Thebes – City of the God Amun:
Moving southward on our historical journey, we encounter Thebes, the glorious city that later became the capital of the New Kingdom. Nestled on both banks of the Nile, Thebes was dedicated to the powerful god Amun. The city reached its zenith during the reign of pharaohs like Amenhotep III and Ramesses II, and its grandeur is evident in the sprawling Karnak and Luxor temples.
Heliopolis – Center of Sun Worship:
Venturing northward, we arrive at Heliopolis, a city that held great religious significance.
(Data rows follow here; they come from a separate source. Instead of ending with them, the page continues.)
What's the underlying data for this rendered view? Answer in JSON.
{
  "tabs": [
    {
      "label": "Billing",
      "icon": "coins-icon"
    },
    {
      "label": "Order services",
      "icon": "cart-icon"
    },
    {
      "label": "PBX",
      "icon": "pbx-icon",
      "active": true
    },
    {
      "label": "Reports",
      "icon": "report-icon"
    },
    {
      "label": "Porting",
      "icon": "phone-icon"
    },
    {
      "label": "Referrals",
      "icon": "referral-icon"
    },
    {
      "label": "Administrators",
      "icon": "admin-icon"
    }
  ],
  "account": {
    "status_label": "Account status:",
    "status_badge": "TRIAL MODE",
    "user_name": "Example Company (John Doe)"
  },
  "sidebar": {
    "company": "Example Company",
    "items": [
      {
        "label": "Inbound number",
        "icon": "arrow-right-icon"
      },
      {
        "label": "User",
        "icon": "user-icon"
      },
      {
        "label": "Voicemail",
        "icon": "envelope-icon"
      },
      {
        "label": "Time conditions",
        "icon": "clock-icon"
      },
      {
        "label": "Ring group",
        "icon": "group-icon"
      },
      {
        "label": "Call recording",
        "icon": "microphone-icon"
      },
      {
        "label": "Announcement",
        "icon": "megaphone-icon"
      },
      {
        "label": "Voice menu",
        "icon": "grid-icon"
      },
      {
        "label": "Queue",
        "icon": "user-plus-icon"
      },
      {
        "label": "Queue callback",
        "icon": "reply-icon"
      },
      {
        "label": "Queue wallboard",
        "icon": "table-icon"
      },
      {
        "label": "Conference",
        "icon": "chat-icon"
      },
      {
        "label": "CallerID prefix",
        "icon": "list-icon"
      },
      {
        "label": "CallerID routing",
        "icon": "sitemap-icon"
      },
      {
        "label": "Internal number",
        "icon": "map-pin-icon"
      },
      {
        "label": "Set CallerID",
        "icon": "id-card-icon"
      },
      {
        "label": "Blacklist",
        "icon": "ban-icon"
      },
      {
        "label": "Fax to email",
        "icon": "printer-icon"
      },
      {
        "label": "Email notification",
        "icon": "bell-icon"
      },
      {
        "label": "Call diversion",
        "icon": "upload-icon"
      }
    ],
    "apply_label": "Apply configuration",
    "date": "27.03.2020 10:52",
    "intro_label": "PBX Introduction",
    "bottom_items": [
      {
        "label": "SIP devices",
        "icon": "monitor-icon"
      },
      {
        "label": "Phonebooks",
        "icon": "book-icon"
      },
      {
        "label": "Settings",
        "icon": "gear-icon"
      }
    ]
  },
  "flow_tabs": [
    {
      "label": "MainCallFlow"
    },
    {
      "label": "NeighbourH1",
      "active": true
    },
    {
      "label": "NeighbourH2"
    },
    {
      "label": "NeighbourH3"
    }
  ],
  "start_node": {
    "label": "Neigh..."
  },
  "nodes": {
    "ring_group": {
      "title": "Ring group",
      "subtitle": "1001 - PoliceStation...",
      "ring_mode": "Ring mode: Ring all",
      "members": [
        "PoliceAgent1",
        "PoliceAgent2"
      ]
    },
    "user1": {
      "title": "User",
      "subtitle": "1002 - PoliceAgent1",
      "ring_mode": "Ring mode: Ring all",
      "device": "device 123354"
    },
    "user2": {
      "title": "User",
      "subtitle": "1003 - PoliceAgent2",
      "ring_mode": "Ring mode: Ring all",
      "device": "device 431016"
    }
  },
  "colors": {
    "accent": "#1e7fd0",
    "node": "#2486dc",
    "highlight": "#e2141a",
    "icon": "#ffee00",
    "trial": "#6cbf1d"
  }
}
Dedicated to the worship of the sun god Ra, Heliopolis housed the famous obelisks and the Temple of Ra. The city’s prominence in ancient texts and its role in Egyptian cosmology made it a focal point for those seeking spiritual enlightenment.
Alexandria – A Hellenistic Jewel:
As we transition to the Hellenistic period, we encounter Alexandria, a city founded by Alexander the Great in 331 BCE. Though not an ancient Egyptian creation, Alexandria played a pivotal role in shaping the cultural landscape of the region. Its famous Library of Alexandria became a beacon of knowledge, attracting scholars from across the ancient world.
Amarna – The Heretic City:
A deviation from the traditional map leads us to Amarna, a city established by the controversial pharaoh Akhenaten during the 18th dynasty. Akhenaten sought to revolutionize Egyptian religious practices by introducing the worship of Aten, the sun disc. Although short-lived, Amarna provides a unique glimpse into the religious and artistic experimentation of the time.
Elephantine – Gateway to Nubia:
Our journey takes us to the southernmost city of Elephantine, strategically located on an island in the Nile. Serving as a gateway to Nubia, Elephantine played a vital role in trade and military endeavors. The city’s strategic importance is underscored by the presence of fortresses and temples dedicated to Khnum, the ram-headed deity associated with the source of the Nile.
As we conclude our journey through the map of cities in ancient Egypt, we have traversed a landscape rich in history, culture, and architectural marvels. Each city, with its unique characteristics and contributions, adds another layer to the complex tapestry of ancient Egyptian civilization. From the grandeur of Memphis to the intellectual prowess of Alexandria, the map of cities in ancient Egypt stands as a testament to the enduring legacy of a civilization that has left an indelible mark on the pages of history.